[Website and app data records]
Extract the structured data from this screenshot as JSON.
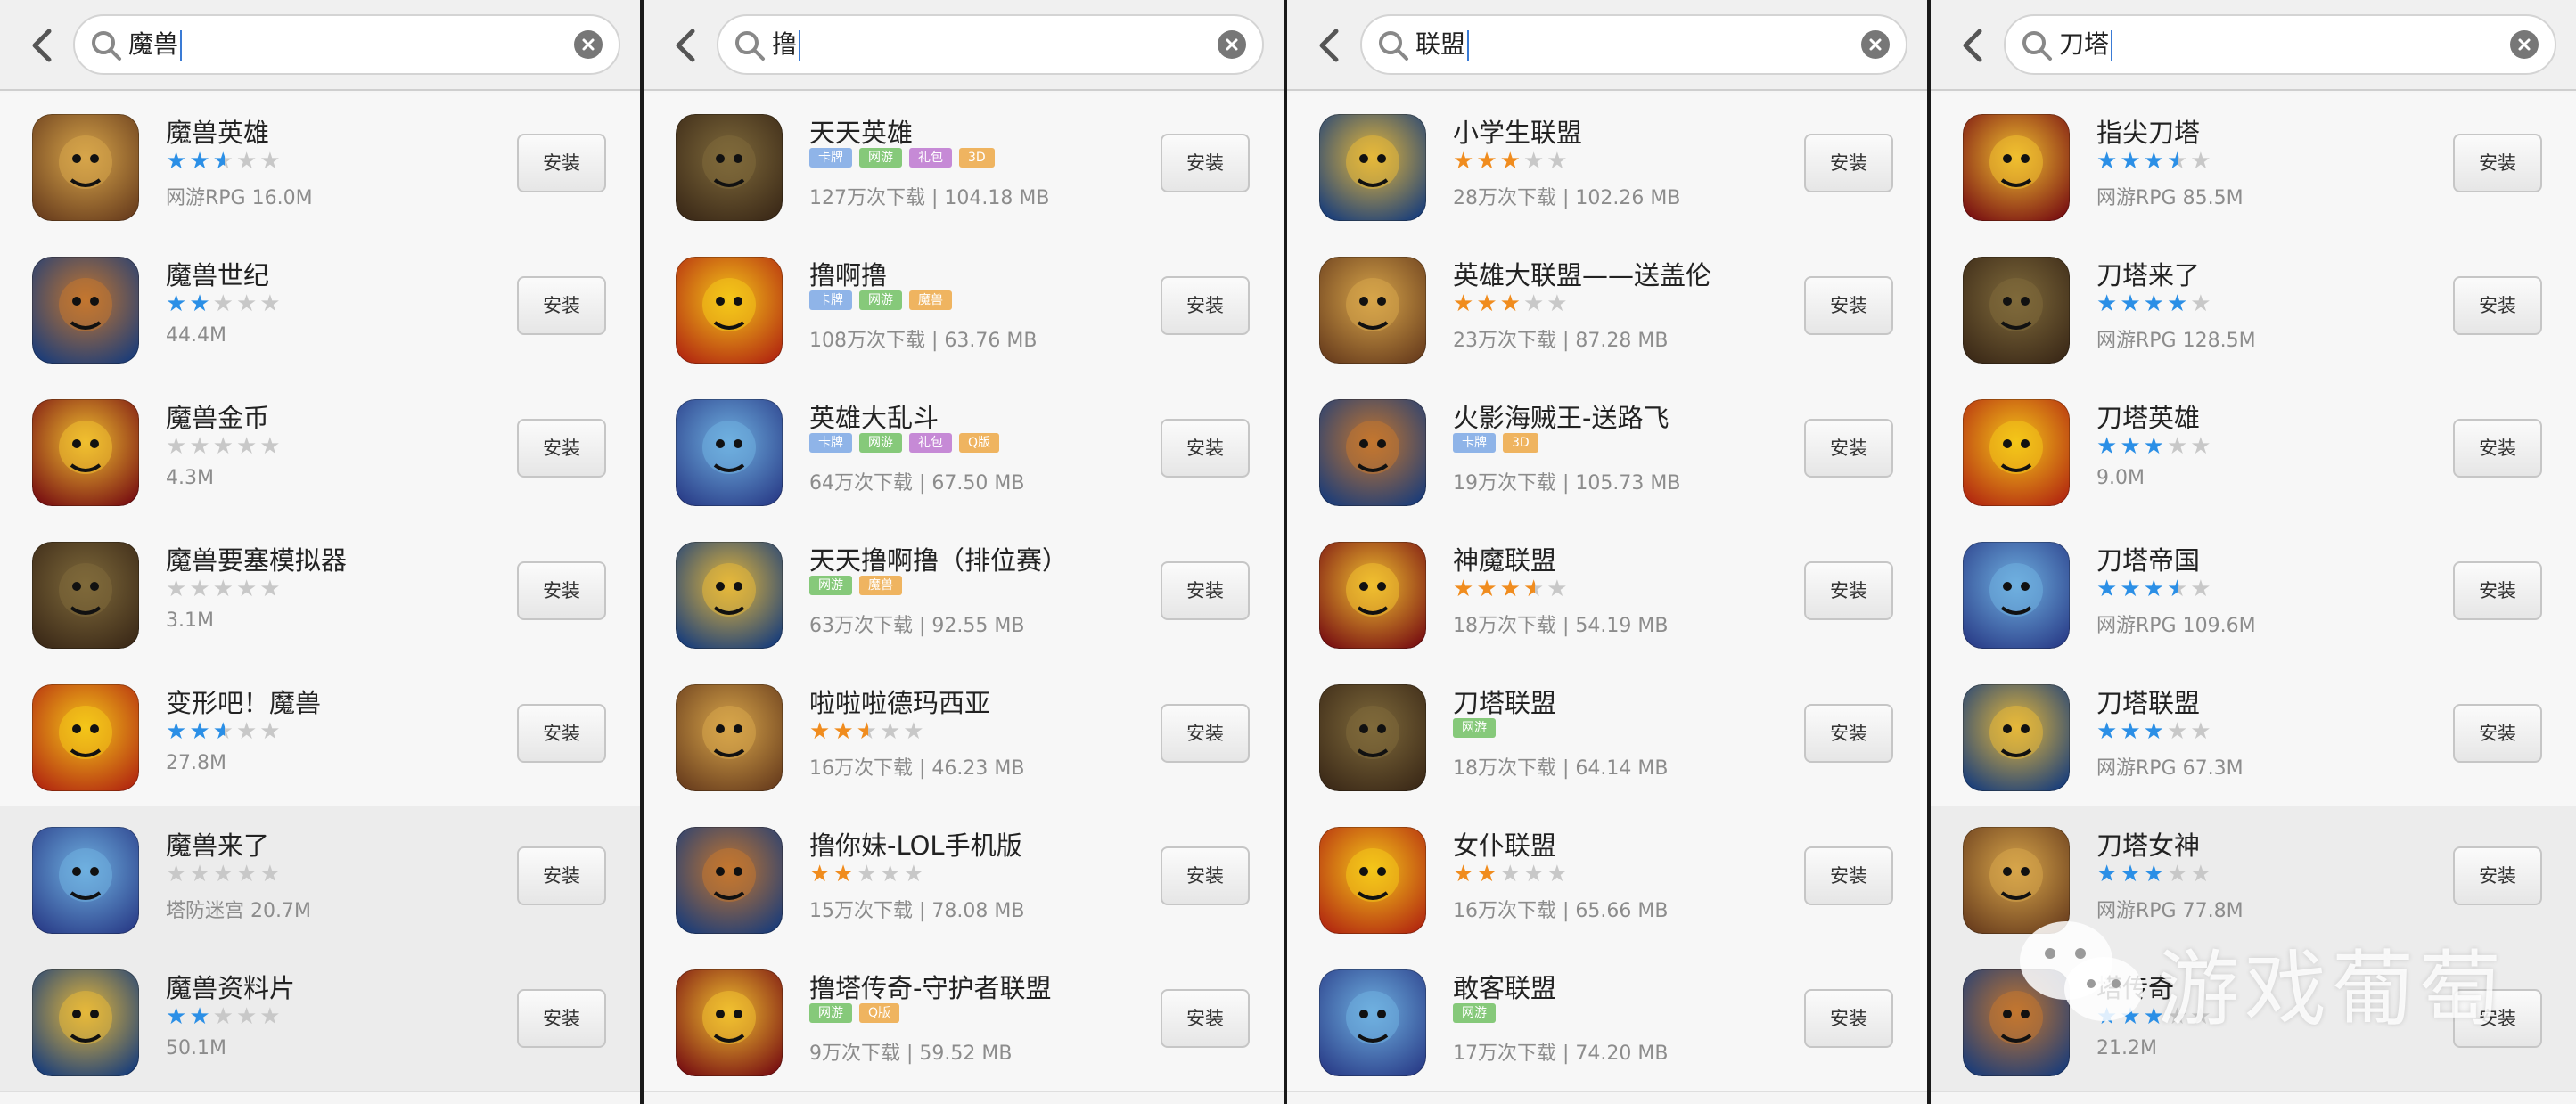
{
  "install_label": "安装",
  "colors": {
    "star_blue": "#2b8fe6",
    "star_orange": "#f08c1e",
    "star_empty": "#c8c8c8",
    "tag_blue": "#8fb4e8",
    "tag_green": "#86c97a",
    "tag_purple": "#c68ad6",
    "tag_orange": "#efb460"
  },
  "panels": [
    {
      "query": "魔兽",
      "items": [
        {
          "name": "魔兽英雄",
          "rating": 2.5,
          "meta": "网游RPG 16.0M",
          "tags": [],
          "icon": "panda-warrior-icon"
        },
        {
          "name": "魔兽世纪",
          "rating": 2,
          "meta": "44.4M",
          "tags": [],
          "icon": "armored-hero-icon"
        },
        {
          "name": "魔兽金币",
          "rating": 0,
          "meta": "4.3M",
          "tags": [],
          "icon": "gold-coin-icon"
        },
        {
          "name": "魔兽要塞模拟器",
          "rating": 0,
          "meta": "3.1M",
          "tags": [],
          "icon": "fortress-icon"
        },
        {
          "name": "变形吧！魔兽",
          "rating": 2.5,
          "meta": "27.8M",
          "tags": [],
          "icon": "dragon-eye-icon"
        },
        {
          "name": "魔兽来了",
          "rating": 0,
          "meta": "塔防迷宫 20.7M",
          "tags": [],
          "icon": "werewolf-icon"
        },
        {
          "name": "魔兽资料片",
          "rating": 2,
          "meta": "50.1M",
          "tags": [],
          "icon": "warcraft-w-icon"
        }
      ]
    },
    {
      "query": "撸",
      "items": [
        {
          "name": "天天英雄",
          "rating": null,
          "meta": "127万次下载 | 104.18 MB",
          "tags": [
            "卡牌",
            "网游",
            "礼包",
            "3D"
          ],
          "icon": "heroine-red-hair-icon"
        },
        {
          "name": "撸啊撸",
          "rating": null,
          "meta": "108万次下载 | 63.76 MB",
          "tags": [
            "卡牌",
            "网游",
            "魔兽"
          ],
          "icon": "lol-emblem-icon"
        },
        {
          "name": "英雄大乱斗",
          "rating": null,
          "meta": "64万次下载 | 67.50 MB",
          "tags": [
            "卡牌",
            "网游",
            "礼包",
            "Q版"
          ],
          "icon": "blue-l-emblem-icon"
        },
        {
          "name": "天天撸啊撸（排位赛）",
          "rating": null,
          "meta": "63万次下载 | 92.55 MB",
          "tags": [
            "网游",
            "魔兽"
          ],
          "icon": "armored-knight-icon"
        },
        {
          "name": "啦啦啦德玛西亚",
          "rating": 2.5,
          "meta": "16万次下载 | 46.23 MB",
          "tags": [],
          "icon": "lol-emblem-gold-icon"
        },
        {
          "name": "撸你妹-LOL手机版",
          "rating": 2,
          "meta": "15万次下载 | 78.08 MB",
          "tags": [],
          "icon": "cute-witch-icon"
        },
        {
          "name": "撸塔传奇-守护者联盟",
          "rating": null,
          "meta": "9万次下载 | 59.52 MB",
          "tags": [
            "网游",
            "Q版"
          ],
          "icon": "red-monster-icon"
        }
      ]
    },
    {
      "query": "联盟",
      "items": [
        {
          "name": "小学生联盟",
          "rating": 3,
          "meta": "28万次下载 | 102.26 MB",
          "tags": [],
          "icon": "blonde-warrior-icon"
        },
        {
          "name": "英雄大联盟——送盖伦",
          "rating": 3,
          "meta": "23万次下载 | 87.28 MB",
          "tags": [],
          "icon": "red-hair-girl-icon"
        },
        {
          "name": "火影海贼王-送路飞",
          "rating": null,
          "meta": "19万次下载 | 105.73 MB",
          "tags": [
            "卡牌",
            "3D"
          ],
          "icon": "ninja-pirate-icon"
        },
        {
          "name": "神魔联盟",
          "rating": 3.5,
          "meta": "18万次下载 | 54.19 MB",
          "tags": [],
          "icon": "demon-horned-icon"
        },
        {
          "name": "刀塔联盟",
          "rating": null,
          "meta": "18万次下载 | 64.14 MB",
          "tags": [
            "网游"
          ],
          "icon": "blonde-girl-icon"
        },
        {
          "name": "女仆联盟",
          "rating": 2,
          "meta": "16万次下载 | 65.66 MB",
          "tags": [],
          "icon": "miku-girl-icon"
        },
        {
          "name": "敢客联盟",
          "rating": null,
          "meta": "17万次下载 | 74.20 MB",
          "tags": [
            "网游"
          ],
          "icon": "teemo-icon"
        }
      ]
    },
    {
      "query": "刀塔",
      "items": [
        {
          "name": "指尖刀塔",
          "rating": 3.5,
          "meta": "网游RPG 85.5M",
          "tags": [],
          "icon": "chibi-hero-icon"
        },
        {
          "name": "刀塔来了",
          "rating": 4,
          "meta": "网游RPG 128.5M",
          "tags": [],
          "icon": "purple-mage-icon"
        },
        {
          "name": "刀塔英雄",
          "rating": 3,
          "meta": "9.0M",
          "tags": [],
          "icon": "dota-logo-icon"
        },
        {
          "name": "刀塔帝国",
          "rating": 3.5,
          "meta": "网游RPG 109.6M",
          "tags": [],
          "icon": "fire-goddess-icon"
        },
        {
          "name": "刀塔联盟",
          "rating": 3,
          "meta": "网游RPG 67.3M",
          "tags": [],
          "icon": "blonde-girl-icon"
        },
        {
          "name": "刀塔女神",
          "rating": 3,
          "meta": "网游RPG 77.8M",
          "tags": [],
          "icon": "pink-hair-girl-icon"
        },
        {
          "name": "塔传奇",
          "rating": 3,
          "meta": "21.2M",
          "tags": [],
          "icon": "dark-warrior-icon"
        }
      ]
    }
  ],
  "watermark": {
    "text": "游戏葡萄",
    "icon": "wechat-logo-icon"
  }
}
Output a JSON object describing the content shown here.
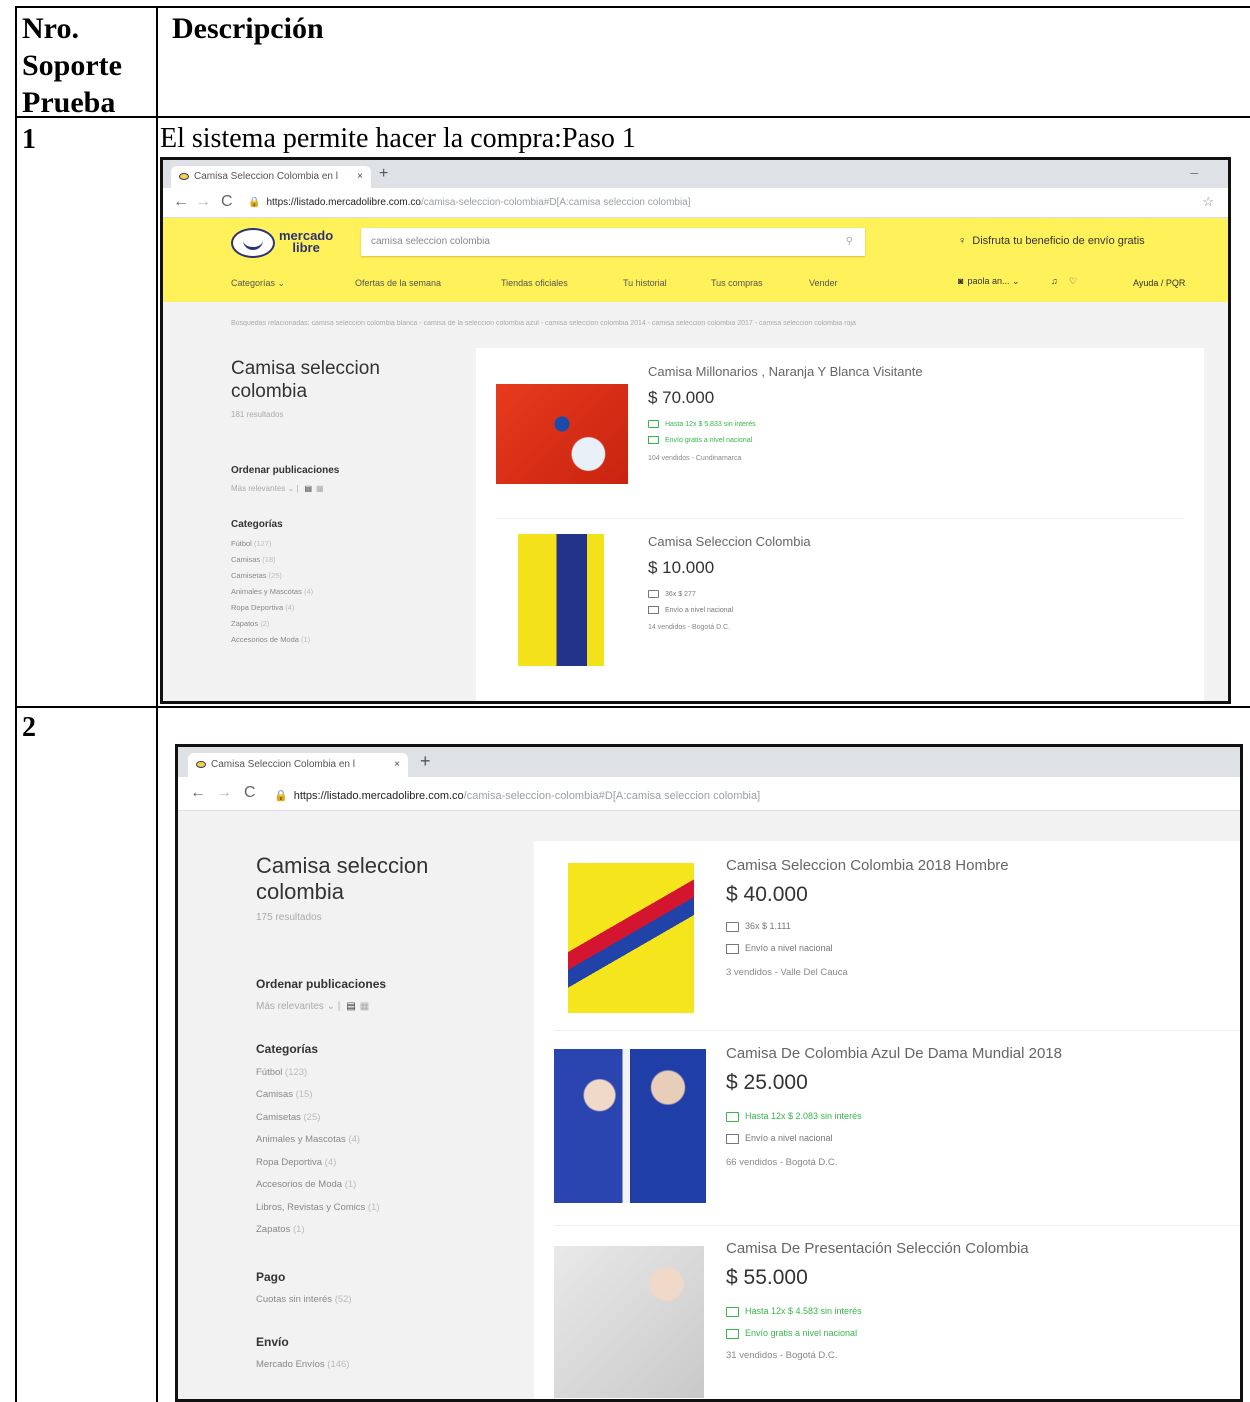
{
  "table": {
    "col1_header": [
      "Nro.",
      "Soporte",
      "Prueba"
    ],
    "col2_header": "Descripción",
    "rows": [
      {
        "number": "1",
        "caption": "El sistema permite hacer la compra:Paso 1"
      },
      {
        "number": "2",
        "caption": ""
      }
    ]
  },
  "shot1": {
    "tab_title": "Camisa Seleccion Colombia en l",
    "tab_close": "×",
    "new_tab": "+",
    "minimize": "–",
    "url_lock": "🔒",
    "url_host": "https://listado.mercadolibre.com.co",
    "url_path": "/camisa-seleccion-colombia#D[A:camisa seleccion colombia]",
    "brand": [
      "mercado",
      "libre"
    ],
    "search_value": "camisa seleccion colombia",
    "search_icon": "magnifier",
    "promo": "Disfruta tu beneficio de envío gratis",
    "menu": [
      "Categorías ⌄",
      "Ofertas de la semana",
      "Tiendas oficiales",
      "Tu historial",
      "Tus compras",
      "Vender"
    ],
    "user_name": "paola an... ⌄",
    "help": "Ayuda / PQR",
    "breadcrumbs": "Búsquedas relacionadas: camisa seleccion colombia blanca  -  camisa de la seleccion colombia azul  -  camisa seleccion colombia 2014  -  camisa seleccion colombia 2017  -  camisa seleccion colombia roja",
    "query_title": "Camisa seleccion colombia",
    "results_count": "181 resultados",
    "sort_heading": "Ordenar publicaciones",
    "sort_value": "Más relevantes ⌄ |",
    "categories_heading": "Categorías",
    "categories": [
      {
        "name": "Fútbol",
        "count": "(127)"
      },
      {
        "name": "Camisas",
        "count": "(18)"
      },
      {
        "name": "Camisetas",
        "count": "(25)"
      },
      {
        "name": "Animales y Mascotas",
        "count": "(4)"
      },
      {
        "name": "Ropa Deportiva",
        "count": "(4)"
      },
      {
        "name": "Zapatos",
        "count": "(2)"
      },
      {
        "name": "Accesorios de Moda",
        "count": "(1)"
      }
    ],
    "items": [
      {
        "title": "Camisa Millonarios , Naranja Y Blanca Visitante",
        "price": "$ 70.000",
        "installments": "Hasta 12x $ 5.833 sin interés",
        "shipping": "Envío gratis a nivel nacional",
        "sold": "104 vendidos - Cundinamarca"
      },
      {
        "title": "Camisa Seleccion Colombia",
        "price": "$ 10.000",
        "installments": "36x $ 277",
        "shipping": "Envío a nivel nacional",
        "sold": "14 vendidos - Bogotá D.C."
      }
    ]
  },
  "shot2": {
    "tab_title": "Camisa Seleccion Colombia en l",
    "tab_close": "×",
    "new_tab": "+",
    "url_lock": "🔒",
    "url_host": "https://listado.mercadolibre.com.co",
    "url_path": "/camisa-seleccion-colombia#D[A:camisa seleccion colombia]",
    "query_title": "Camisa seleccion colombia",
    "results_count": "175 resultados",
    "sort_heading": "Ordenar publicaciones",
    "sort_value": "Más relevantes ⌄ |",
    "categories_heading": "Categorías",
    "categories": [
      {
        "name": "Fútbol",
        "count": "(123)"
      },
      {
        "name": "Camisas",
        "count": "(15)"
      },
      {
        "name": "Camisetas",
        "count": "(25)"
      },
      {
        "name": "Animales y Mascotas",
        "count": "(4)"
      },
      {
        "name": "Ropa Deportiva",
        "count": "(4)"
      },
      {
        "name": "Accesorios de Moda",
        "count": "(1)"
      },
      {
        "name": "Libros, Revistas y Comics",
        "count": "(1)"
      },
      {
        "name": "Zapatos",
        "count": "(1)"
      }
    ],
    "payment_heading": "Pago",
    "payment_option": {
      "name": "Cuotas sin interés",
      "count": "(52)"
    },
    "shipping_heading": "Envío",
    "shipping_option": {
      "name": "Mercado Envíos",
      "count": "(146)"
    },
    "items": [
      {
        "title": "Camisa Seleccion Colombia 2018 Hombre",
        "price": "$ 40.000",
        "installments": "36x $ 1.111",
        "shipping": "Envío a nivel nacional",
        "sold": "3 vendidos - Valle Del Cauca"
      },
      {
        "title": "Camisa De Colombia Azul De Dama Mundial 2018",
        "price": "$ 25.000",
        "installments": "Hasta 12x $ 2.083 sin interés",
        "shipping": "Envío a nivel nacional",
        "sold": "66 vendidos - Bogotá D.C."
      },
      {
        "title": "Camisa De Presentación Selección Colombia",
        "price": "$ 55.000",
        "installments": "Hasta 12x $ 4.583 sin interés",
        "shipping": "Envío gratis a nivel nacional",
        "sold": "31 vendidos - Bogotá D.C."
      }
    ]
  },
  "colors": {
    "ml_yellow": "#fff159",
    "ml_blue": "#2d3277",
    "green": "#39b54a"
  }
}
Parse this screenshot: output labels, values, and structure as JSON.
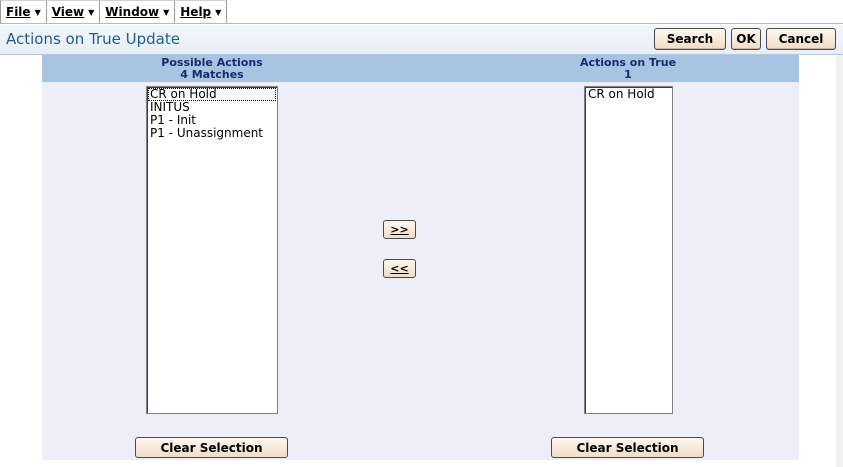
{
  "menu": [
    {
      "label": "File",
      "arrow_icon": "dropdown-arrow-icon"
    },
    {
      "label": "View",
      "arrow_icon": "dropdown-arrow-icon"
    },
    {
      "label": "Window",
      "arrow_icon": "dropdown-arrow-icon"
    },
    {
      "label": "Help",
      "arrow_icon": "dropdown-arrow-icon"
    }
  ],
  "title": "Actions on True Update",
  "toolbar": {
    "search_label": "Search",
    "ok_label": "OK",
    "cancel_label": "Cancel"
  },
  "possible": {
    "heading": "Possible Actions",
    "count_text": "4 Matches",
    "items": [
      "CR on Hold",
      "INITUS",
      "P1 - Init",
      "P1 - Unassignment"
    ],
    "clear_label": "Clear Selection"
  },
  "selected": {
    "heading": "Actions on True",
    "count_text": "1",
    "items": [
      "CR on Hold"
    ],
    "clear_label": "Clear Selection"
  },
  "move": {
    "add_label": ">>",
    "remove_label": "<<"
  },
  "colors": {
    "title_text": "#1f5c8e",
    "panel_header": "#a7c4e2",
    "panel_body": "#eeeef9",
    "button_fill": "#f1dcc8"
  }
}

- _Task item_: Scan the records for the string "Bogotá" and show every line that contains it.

- _Response for this exercise_:
        "sold": "14 vendidos - Bogotá D.C."
        "sold": "66 vendidos - Bogotá D.C."
        "sold": "31 vendidos - Bogotá D.C."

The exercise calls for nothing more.